AIM OF THE EXERCISE. Would you repeat all the lines below, exactly as they stand?

THE INPUT.

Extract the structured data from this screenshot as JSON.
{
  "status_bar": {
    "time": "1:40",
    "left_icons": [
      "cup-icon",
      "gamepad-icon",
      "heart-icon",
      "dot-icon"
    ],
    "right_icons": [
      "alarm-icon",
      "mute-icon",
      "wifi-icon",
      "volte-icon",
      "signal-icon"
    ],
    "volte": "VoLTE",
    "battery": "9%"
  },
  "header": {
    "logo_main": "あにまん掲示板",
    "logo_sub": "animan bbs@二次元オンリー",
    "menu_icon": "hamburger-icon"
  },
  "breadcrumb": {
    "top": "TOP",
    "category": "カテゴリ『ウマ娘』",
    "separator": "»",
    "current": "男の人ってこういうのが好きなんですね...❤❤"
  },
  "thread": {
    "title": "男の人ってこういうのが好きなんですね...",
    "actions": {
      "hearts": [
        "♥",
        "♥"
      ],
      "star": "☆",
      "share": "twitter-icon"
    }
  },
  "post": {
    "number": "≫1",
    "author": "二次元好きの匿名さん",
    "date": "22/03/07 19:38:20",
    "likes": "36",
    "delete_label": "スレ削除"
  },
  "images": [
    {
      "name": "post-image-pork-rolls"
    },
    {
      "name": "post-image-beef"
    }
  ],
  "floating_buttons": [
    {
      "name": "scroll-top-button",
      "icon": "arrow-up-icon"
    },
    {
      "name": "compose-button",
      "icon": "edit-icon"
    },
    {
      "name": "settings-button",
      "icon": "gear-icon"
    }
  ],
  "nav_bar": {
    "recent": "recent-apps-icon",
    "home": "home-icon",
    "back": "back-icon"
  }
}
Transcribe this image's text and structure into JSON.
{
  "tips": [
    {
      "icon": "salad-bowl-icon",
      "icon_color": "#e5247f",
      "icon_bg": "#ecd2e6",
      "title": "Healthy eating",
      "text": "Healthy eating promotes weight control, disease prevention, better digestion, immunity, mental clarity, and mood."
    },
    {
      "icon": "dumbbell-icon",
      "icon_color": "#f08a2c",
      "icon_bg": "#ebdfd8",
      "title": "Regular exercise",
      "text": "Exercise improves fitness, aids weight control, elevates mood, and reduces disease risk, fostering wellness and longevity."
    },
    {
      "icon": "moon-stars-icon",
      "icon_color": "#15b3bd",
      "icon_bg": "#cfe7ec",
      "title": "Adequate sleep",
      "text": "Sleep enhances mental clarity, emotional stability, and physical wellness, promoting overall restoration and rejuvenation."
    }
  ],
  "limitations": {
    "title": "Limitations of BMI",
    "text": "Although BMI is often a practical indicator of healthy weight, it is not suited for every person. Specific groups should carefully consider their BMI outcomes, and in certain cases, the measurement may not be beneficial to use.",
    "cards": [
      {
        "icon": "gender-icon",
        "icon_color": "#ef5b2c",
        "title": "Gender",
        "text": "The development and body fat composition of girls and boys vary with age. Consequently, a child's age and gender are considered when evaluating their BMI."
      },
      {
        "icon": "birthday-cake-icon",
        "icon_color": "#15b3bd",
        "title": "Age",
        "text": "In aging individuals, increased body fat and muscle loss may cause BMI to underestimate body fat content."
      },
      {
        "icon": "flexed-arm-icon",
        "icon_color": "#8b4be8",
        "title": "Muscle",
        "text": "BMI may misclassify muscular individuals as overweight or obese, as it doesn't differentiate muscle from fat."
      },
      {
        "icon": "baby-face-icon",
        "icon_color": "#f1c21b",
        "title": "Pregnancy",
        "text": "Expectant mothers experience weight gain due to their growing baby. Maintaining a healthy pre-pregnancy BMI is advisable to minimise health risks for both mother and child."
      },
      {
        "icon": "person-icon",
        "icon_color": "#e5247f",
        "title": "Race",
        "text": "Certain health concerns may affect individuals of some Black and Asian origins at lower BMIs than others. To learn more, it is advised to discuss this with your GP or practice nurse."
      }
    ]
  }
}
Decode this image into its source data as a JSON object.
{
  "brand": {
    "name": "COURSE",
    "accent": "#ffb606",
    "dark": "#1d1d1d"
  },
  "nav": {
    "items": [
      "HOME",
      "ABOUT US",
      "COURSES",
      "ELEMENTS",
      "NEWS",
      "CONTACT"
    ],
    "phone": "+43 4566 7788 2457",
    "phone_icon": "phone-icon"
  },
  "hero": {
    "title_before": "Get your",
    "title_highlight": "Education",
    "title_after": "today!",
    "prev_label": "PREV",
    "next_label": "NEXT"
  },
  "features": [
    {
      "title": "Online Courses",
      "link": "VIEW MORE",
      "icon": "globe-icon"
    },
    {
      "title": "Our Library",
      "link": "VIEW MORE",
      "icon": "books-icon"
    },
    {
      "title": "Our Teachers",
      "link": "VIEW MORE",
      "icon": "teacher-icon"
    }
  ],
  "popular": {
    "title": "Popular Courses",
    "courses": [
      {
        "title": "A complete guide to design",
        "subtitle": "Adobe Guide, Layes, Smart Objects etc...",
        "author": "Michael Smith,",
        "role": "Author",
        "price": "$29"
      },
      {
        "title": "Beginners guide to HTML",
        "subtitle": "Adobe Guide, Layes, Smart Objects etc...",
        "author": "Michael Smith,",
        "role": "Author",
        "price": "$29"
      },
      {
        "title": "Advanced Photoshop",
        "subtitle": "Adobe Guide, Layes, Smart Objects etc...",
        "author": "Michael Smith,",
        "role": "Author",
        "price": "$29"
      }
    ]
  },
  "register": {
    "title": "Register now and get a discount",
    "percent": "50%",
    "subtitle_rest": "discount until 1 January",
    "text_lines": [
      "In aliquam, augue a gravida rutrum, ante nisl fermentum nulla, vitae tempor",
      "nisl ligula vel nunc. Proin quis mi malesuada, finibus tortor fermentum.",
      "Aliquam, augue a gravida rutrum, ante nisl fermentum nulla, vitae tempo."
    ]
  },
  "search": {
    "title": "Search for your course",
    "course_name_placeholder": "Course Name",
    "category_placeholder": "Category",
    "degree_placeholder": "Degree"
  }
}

WRITTEN ANSWER.
Extract the structured data from this screenshot as JSON.
{
  "status_bar": {
    "time": "1:40",
    "left_icons": [
      "cup-icon",
      "gamepad-icon",
      "heart-icon",
      "dot-icon"
    ],
    "right_icons": [
      "alarm-icon",
      "mute-icon",
      "wifi-icon",
      "volte-icon",
      "signal-icon"
    ],
    "volte": "VoLTE",
    "battery": "9%"
  },
  "header": {
    "logo_main": "あにまん掲示板",
    "logo_sub": "animan bbs@二次元オンリー",
    "menu_icon": "hamburger-icon"
  },
  "breadcrumb": {
    "top": "TOP",
    "category": "カテゴリ『ウマ娘』",
    "separator": "»",
    "current": "男の人ってこういうのが好きなんですね...❤❤"
  },
  "thread": {
    "title": "男の人ってこういうのが好きなんですね...",
    "actions": {
      "hearts": [
        "♥",
        "♥"
      ],
      "star": "☆",
      "share": "twitter-icon"
    }
  },
  "post": {
    "number": "≫1",
    "author": "二次元好きの匿名さん",
    "date": "22/03/07 19:38:20",
    "likes": "36",
    "delete_label": "スレ削除"
  },
  "images": [
    {
      "name": "post-image-pork-rolls"
    },
    {
      "name": "post-image-beef"
    }
  ],
  "floating_buttons": [
    {
      "name": "scroll-top-button",
      "icon": "arrow-up-icon"
    },
    {
      "name": "compose-button",
      "icon": "edit-icon"
    },
    {
      "name": "settings-button",
      "icon": "gear-icon"
    }
  ],
  "nav_bar": {
    "recent": "recent-apps-icon",
    "home": "home-icon",
    "back": "back-icon"
  }
}
Transcribe this image's text and structure into JSON.
{
  "tips": [
    {
      "icon": "salad-bowl-icon",
      "icon_color": "#e5247f",
      "icon_bg": "#ecd2e6",
      "title": "Healthy eating",
      "text": "Healthy eating promotes weight control, disease prevention, better digestion, immunity, mental clarity, and mood."
    },
    {
      "icon": "dumbbell-icon",
      "icon_color": "#f08a2c",
      "icon_bg": "#ebdfd8",
      "title": "Regular exercise",
      "text": "Exercise improves fitness, aids weight control, elevates mood, and reduces disease risk, fostering wellness and longevity."
    },
    {
      "icon": "moon-stars-icon",
      "icon_color": "#15b3bd",
      "icon_bg": "#cfe7ec",
      "title": "Adequate sleep",
      "text": "Sleep enhances mental clarity, emotional stability, and physical wellness, promoting overall restoration and rejuvenation."
    }
  ],
  "limitations": {
    "title": "Limitations of BMI",
    "text": "Although BMI is often a practical indicator of healthy weight, it is not suited for every person. Specific groups should carefully consider their BMI outcomes, and in certain cases, the measurement may not be beneficial to use.",
    "cards": [
      {
        "icon": "gender-icon",
        "icon_color": "#ef5b2c",
        "title": "Gender",
        "text": "The development and body fat composition of girls and boys vary with age. Consequently, a child's age and gender are considered when evaluating their BMI."
      },
      {
        "icon": "birthday-cake-icon",
        "icon_color": "#15b3bd",
        "title": "Age",
        "text": "In aging individuals, increased body fat and muscle loss may cause BMI to underestimate body fat content."
      },
      {
        "icon": "flexed-arm-icon",
        "icon_color": "#8b4be8",
        "title": "Muscle",
        "text": "BMI may misclassify muscular individuals as overweight or obese, as it doesn't differentiate muscle from fat."
      },
      {
        "icon": "baby-face-icon",
        "icon_color": "#f1c21b",
        "title": "Pregnancy",
        "text": "Expectant mothers experience weight gain due to their growing baby. Maintaining a healthy pre-pregnancy BMI is advisable to minimise health risks for both mother and child."
      },
      {
        "icon": "person-icon",
        "icon_color": "#e5247f",
        "title": "Race",
        "text": "Certain health concerns may affect individuals of some Black and Asian origins at lower BMIs than others. To learn more, it is advised to discuss this with your GP or practice nurse."
      }
    ]
  }
}
Decode this image into its source data as a JSON object.
{
  "brand": {
    "name": "COURSE",
    "accent": "#ffb606",
    "dark": "#1d1d1d"
  },
  "nav": {
    "items": [
      "HOME",
      "ABOUT US",
      "COURSES",
      "ELEMENTS",
      "NEWS",
      "CONTACT"
    ],
    "phone": "+43 4566 7788 2457",
    "phone_icon": "phone-icon"
  },
  "hero": {
    "title_before": "Get your",
    "title_highlight": "Education",
    "title_after": "today!",
    "prev_label": "PREV",
    "next_label": "NEXT"
  },
  "features": [
    {
      "title": "Online Courses",
      "link": "VIEW MORE",
      "icon": "globe-icon"
    },
    {
      "title": "Our Library",
      "link": "VIEW MORE",
      "icon": "books-icon"
    },
    {
      "title": "Our Teachers",
      "link": "VIEW MORE",
      "icon": "teacher-icon"
    }
  ],
  "popular": {
    "title": "Popular Courses",
    "courses": [
      {
        "title": "A complete guide to design",
        "subtitle": "Adobe Guide, Layes, Smart Objects etc...",
        "author": "Michael Smith,",
        "role": "Author",
        "price": "$29"
      },
      {
        "title": "Beginners guide to HTML",
        "subtitle": "Adobe Guide, Layes, Smart Objects etc...",
        "author": "Michael Smith,",
        "role": "Author",
        "price": "$29"
      },
      {
        "title": "Advanced Photoshop",
        "subtitle": "Adobe Guide, Layes, Smart Objects etc...",
        "author": "Michael Smith,",
        "role": "Author",
        "price": "$29"
      }
    ]
  },
  "register": {
    "title": "Register now and get a discount",
    "percent": "50%",
    "subtitle_rest": "discount until 1 January",
    "text_lines": [
      "In aliquam, augue a gravida rutrum, ante nisl fermentum nulla, vitae tempor",
      "nisl ligula vel nunc. Proin quis mi malesuada, finibus tortor fermentum.",
      "Aliquam, augue a gravida rutrum, ante nisl fermentum nulla, vitae tempo."
    ]
  },
  "search": {
    "title": "Search for your course",
    "course_name_placeholder": "Course Name",
    "category_placeholder": "Category",
    "degree_placeholder": "Degree"
  }
}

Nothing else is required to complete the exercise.